Gambling is a recreational activity that involves risking something of value (money, property or assets) in exchange for an uncertain outcome. It is also an addictive behavior, according to public health officials and addiction specialists. People with gambling problems often suffer from a range of other issues, including depression, anxiety and substance abuse. They may have difficulty in relationships, work and school. They can get into debt and even lose their homes. In some cases, they can be suicidal.
Some people enjoy gambling for the excitement and euphoria it causes, while others do it to socialize with friends or escape from stress or other problems. Researchers have found that when people win money, a particular region of the brain called the striatum lights up. This is the same part of the brain that responds to natural reinforcers like food and sexual stimuli as well as drugs of abuse like cocaine.
While most people who gamble do so responsibly, some can become addicted to gambling. Problem gambling affects people from all walks of life and is not limited to certain types of games or activities. For example, a person can develop an addiction to sports betting, horse racing, casino games or even online gambling. Some people can develop a gambling disorder regardless of their age or gender, but it is more common among older adults and those with a family history of mental illness.
It is possible to overcome a gambling addiction, but it takes time and effort. Many people need to work with a professional, such as a counselor or therapist. Some may need medication, especially if they have co-occurring disorders. Support from family and friends is important. In some cases, inpatient and residential treatment programs are needed.
In addition to counseling and treatment, there are many self-help tools available to help someone stop gambling. For example, many gambling support groups exist, such as Gam-Anon, which is for family members of people with a problem with gambling. Some researchers have found that physical activity can be helpful in relieving the urge to gamble. Finally, people can limit their access to credit cards, have a trusted friend in charge of their finances or close their online gambling accounts.
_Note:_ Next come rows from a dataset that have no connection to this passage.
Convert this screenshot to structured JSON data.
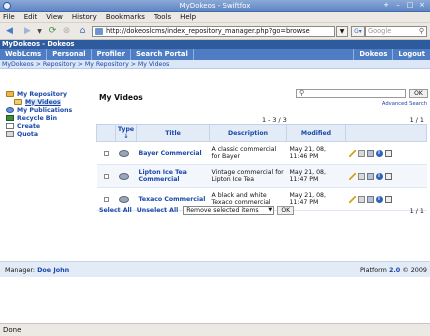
{
  "window": {
    "title": "MyDokeos - Swiftfox",
    "controls": [
      "+",
      "–",
      "□",
      "×"
    ]
  },
  "menu": [
    "File",
    "Edit",
    "View",
    "History",
    "Bookmarks",
    "Tools",
    "Help"
  ],
  "nav": {
    "url": "http://dokeoslcms/index_repository_manager.php?go=browse",
    "search_placeholder": "Google"
  },
  "site": {
    "header": "MyDokeos - Dokeos",
    "tabs": [
      "WebLcms",
      "Personal",
      "Profiler",
      "Search Portal"
    ],
    "right_tabs": [
      "Dokeos",
      "Logout"
    ],
    "breadcrumb": "MyDokeos > Repository > My Repository > My Videos"
  },
  "sidebar": {
    "items": [
      {
        "label": "My Repository",
        "icon": "folder-icon"
      },
      {
        "label": "My Videos",
        "icon": "folder-open-icon"
      },
      {
        "label": "My Publications",
        "icon": "publication-icon"
      },
      {
        "label": "Recycle Bin",
        "icon": "recycle-bin-icon"
      },
      {
        "label": "Create",
        "icon": "create-icon"
      },
      {
        "label": "Quota",
        "icon": "quota-icon"
      }
    ]
  },
  "main": {
    "title": "My Videos",
    "search_button": "OK",
    "advanced_search": "Advanced Search",
    "paging": "1 - 3 / 3",
    "page": "1 / 1",
    "columns": [
      "Type",
      "Title",
      "Description",
      "Modified"
    ],
    "rows": [
      {
        "title": "Bayer Commercial",
        "description": "A classic commercial for Bayer",
        "modified": "May 21, 08, 11:46 PM"
      },
      {
        "title": "Lipton Ice Tea Commercial",
        "description": "Vintage commercial for Lipton Ice Tea",
        "modified": "May 21, 08, 11:47 PM"
      },
      {
        "title": "Texaco Commercial",
        "description": "A black and white Texaco commercial",
        "modified": "May 21, 08, 11:47 PM"
      }
    ],
    "select_all": "Select All",
    "unselect_all": "Unselect All",
    "action_option": "Remove selected items",
    "action_ok": "OK",
    "page_bottom": "1 / 1"
  },
  "footer": {
    "manager_label": "Manager:",
    "manager_name": "Doe John",
    "platform_label": "Platform",
    "platform_version": "2.0",
    "platform_year": "© 2009"
  },
  "status": "Done"
}
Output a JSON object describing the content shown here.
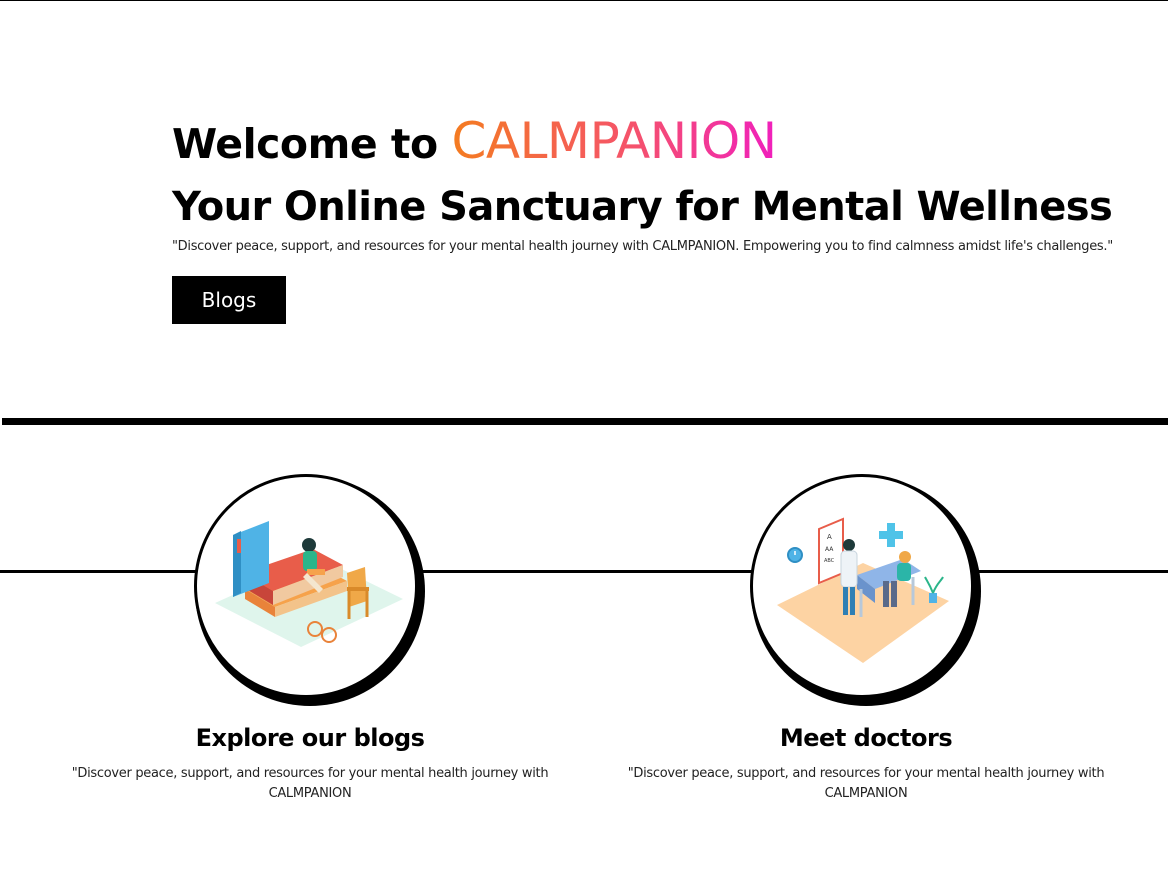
{
  "hero": {
    "welcome_prefix": "Welcome to ",
    "brand": "CALMPANION",
    "subtitle": "Your Online Sanctuary for Mental Wellness",
    "description": "\"Discover peace, support, and resources for your mental health journey with CALMPANION. Empowering you to find calmness amidst life's challenges.\"",
    "button_label": "Blogs"
  },
  "colors": {
    "brand_gradient": [
      "#f47c20",
      "#f5536a",
      "#f01fbd"
    ],
    "button_bg": "#000000",
    "button_text": "#ffffff"
  },
  "features": [
    {
      "icon": "reading-illustration-icon",
      "title": "Explore our blogs",
      "description": "\"Discover peace, support, and resources for your mental health journey with CALMPANION"
    },
    {
      "icon": "doctor-consultation-illustration-icon",
      "title": "Meet doctors",
      "description": "\"Discover peace, support, and resources for your mental health journey with CALMPANION"
    }
  ]
}
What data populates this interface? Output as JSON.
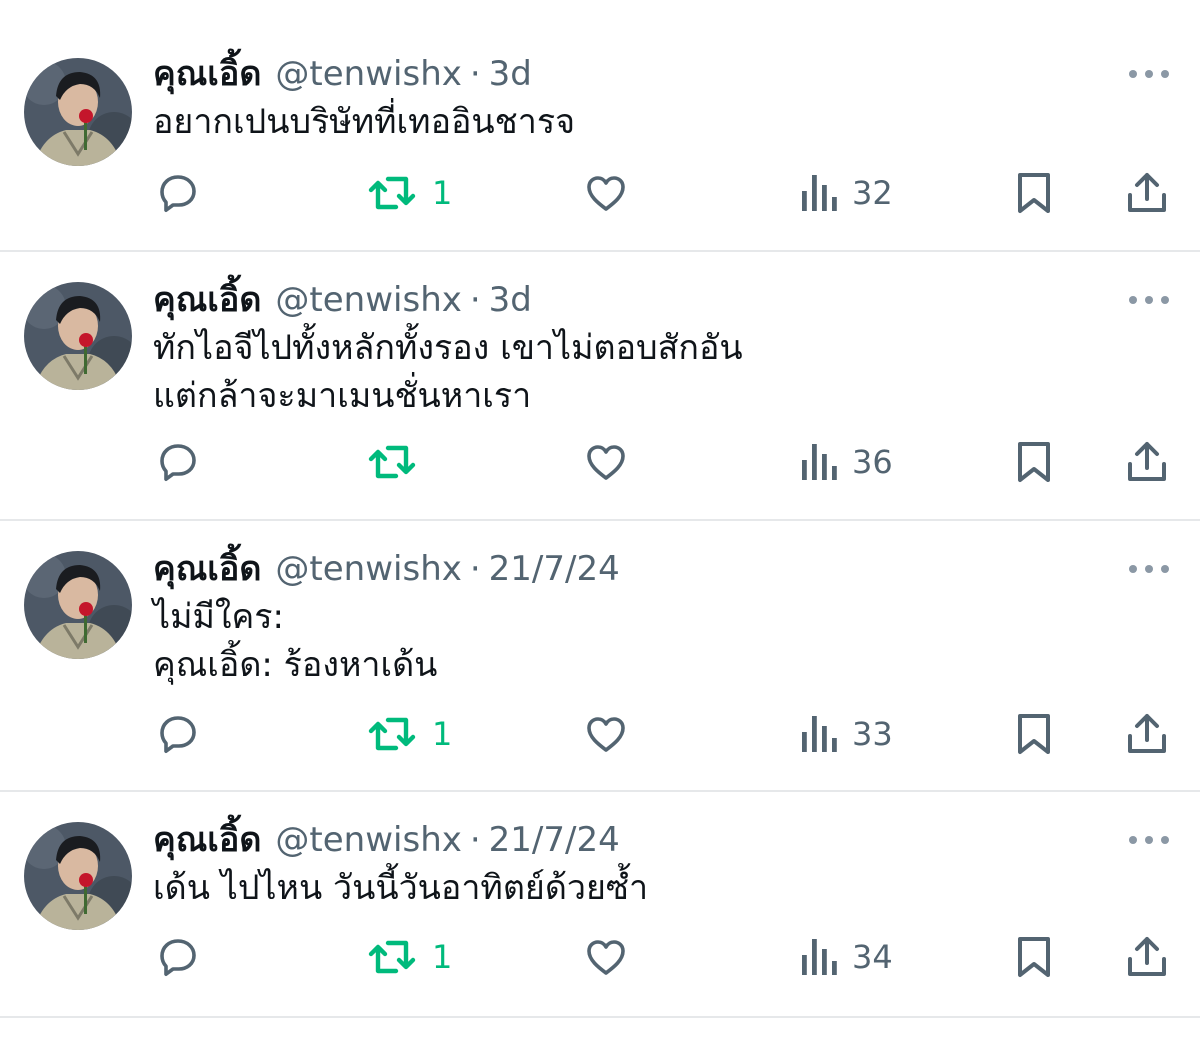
{
  "tweets": [
    {
      "name": "คุณเอิ้ด",
      "handle": "@tenwishx",
      "dot": "·",
      "time": "3d",
      "text": "อยากเปนบริษัทที่เทออินชารจ",
      "replies": "",
      "retweets": "1",
      "likes": "",
      "views": "32"
    },
    {
      "name": "คุณเอิ้ด",
      "handle": "@tenwishx",
      "dot": "·",
      "time": "3d",
      "text": "ทักไอจีไปทั้งหลักทั้งรอง เขาไม่ตอบสักอัน\nแต่กล้าจะมาเมนชั่นหาเรา",
      "replies": "",
      "retweets": "",
      "likes": "",
      "views": "36"
    },
    {
      "name": "คุณเอิ้ด",
      "handle": "@tenwishx",
      "dot": "·",
      "time": "21/7/24",
      "text": "ไม่มีใคร:\nคุณเอิ้ด: ร้องหาเด้น",
      "replies": "",
      "retweets": "1",
      "likes": "",
      "views": "33"
    },
    {
      "name": "คุณเอิ้ด",
      "handle": "@tenwishx",
      "dot": "·",
      "time": "21/7/24",
      "text": "เด้น ไปไหน วันนี้วันอาทิตย์ด้วยซ้ำ",
      "replies": "",
      "retweets": "1",
      "likes": "",
      "views": "34"
    }
  ],
  "icons": {
    "reply": "reply-icon",
    "retweet": "retweet-icon",
    "like": "heart-icon",
    "views": "views-icon",
    "bookmark": "bookmark-icon",
    "share": "share-icon",
    "more": "more-icon",
    "avatar": "avatar"
  },
  "colors": {
    "text": "#0f1419",
    "muted": "#536471",
    "icon": "#536471",
    "retweet_active": "#00ba7c",
    "divider": "#e6e8ea"
  }
}
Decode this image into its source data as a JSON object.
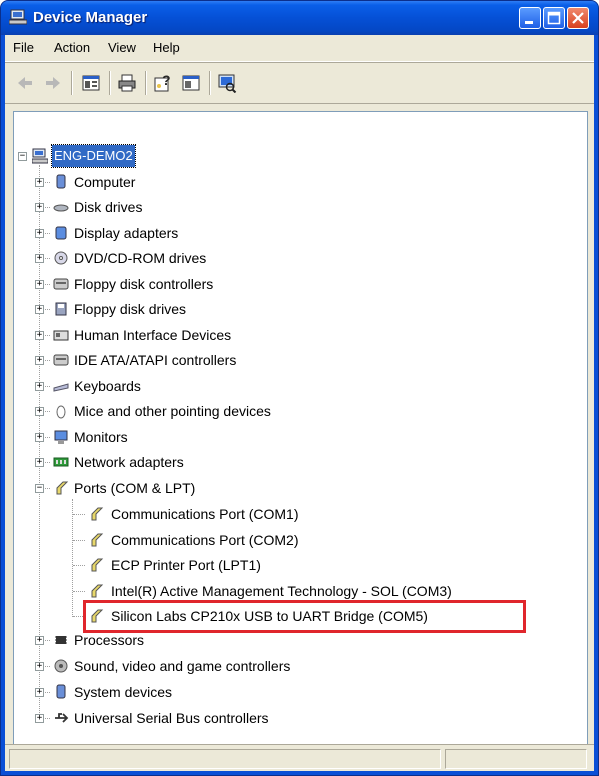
{
  "window": {
    "title": "Device Manager"
  },
  "menu": {
    "file": "File",
    "action": "Action",
    "view": "View",
    "help": "Help"
  },
  "toolbar": [
    "back-icon",
    "forward-icon",
    "properties-icon",
    "print-icon",
    "help-icon",
    "view-icon",
    "scan-hardware-icon"
  ],
  "tree": {
    "root": "ENG-DEMO2",
    "categories": [
      {
        "label": "Computer"
      },
      {
        "label": "Disk drives"
      },
      {
        "label": "Display adapters"
      },
      {
        "label": "DVD/CD-ROM drives"
      },
      {
        "label": "Floppy disk controllers"
      },
      {
        "label": "Floppy disk drives"
      },
      {
        "label": "Human Interface Devices"
      },
      {
        "label": "IDE ATA/ATAPI controllers"
      },
      {
        "label": "Keyboards"
      },
      {
        "label": "Mice and other pointing devices"
      },
      {
        "label": "Monitors"
      },
      {
        "label": "Network adapters"
      },
      {
        "label": "Ports (COM & LPT)"
      },
      {
        "label": "Processors"
      },
      {
        "label": "Sound, video and game controllers"
      },
      {
        "label": "System devices"
      },
      {
        "label": "Universal Serial Bus controllers"
      }
    ],
    "ports": [
      {
        "label": "Communications Port (COM1)"
      },
      {
        "label": "Communications Port (COM2)"
      },
      {
        "label": "ECP Printer Port (LPT1)"
      },
      {
        "label": "Intel(R) Active Management Technology - SOL (COM3)"
      },
      {
        "label": "Silicon Labs CP210x USB to UART Bridge (COM5)"
      }
    ]
  },
  "colors": {
    "titlebar": "#0550d6",
    "selection": "#316ac5",
    "highlight": "#e0262c"
  }
}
If you are having a hard time controlling your gambling, talk to a doctor or therapist. Some medications can help reduce the symptoms of a gambling addiction. If you have financial issues, StepChange can offer free debt advice. You can also seek help from a local support group or try a 12-step program, such as Gamblers Anonymous, which is based on the same principles of Alcoholics Anonymous. It is important to recognize that gambling can lead to other serious problems, such as domestic violence and suicide. If you think you or someone you know is thinking about taking their own life, call 999 or go to A&E immediately.